- TASK DESCRIPTION:
Below are some entries. Work out how many of their lines hold the word "Disabled", and write that number alone.

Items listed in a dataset
[Start of Attachment]

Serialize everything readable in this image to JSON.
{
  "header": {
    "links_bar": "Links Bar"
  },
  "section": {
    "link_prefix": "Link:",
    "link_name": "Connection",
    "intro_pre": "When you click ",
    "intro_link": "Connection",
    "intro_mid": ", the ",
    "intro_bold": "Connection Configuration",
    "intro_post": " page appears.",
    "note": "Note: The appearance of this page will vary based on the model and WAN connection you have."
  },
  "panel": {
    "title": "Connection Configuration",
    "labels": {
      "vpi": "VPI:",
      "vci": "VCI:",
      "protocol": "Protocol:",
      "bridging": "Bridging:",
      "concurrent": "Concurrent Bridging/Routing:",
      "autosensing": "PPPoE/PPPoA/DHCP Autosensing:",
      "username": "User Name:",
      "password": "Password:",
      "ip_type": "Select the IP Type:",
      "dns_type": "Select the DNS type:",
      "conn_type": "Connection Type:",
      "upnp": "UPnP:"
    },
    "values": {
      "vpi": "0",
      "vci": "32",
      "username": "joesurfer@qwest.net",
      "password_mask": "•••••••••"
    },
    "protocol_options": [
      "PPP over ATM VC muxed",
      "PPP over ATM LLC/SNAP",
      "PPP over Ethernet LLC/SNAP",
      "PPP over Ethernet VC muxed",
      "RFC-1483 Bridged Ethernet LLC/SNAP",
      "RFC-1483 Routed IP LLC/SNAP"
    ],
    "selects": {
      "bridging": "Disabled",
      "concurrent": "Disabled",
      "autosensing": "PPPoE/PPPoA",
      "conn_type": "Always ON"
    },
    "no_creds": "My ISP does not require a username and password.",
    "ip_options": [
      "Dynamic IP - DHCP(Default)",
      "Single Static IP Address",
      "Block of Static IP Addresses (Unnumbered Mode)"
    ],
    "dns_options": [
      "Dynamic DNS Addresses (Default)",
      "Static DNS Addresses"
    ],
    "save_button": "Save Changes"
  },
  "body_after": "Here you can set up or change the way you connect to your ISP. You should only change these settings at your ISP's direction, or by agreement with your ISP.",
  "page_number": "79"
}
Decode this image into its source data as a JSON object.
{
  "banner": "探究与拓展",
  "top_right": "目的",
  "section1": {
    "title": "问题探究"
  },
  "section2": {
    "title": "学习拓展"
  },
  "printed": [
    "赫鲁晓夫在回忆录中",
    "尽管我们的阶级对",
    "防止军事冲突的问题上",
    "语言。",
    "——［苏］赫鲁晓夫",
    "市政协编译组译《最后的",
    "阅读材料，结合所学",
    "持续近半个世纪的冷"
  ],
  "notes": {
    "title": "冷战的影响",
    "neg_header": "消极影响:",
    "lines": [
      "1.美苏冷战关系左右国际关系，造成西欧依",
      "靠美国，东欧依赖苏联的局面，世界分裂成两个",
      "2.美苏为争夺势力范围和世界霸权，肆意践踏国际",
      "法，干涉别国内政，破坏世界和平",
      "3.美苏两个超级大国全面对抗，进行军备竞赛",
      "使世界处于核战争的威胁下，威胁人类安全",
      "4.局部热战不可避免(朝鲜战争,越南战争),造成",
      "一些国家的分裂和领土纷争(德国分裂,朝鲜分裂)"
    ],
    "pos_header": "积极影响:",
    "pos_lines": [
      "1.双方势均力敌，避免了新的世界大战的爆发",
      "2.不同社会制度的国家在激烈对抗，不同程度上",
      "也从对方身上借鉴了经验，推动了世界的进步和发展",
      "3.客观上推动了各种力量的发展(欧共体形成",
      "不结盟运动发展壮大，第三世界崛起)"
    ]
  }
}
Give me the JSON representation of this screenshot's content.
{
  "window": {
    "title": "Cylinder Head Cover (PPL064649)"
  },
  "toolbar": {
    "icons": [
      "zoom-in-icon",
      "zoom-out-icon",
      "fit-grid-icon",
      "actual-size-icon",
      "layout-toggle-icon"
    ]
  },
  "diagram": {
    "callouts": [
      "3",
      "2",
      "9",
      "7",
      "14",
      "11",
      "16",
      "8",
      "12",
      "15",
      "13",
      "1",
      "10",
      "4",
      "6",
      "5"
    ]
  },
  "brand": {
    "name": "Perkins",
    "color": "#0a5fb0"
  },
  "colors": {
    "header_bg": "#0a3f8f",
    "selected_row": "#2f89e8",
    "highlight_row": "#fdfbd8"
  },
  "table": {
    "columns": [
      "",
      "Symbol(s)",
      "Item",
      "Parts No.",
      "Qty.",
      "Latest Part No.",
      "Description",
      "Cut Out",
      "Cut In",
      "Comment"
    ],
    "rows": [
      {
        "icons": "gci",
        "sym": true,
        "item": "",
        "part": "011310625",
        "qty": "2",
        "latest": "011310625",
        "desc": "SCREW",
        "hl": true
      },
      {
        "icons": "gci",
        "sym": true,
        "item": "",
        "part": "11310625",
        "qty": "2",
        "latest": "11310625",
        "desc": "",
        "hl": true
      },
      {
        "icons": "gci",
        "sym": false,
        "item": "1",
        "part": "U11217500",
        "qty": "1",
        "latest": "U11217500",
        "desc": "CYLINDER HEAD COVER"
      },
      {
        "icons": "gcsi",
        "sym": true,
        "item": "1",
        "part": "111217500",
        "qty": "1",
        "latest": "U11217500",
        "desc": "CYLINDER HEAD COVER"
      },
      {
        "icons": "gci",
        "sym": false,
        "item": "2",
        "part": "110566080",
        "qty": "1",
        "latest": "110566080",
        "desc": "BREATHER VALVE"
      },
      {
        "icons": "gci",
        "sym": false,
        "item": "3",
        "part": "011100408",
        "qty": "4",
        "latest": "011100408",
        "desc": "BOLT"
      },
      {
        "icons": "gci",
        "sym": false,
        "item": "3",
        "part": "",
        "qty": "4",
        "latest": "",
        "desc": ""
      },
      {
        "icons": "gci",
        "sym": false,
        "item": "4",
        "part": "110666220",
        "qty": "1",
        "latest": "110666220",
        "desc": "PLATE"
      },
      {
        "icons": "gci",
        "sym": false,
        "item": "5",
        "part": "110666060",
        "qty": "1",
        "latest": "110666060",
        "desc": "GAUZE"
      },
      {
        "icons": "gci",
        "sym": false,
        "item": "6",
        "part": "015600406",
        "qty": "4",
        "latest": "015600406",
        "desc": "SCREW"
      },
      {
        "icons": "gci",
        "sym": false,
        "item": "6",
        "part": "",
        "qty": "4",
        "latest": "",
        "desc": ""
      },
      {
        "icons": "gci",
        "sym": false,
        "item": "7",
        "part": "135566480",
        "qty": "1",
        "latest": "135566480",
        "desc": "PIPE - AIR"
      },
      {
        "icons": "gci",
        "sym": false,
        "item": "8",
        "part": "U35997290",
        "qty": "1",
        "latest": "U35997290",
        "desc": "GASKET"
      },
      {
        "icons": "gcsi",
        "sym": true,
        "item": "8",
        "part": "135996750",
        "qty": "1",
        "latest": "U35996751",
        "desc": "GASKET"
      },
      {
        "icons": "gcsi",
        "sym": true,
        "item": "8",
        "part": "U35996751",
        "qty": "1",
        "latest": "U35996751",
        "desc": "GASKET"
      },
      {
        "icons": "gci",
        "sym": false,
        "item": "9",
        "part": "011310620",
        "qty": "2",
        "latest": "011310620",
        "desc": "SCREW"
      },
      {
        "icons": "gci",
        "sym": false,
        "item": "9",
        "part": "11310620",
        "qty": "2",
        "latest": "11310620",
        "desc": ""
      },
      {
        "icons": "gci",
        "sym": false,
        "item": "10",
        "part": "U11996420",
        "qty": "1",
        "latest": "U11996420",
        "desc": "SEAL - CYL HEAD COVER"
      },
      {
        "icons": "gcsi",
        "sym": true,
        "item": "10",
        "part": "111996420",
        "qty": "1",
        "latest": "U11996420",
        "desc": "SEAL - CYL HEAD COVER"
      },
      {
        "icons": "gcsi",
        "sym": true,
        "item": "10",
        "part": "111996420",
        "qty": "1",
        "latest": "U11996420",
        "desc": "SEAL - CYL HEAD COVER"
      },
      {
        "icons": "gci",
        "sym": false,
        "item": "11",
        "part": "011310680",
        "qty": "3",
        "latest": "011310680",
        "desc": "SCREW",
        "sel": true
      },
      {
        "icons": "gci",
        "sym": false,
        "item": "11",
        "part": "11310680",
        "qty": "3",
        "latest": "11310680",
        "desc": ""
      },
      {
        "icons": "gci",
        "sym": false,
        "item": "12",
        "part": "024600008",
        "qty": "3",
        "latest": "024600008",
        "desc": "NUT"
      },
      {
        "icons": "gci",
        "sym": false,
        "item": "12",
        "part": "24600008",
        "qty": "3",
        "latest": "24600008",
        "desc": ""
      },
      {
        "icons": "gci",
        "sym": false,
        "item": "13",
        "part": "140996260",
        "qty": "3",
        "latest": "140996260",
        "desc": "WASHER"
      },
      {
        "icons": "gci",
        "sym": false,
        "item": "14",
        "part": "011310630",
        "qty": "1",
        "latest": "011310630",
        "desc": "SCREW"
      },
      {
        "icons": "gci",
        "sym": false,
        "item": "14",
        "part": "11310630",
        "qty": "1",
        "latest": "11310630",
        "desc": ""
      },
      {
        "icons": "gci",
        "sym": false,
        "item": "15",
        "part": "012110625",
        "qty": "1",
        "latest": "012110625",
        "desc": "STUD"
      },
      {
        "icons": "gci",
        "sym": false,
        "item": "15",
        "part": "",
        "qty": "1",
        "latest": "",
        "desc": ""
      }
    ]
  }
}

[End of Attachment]

- EXERCISE OUTPUT:
2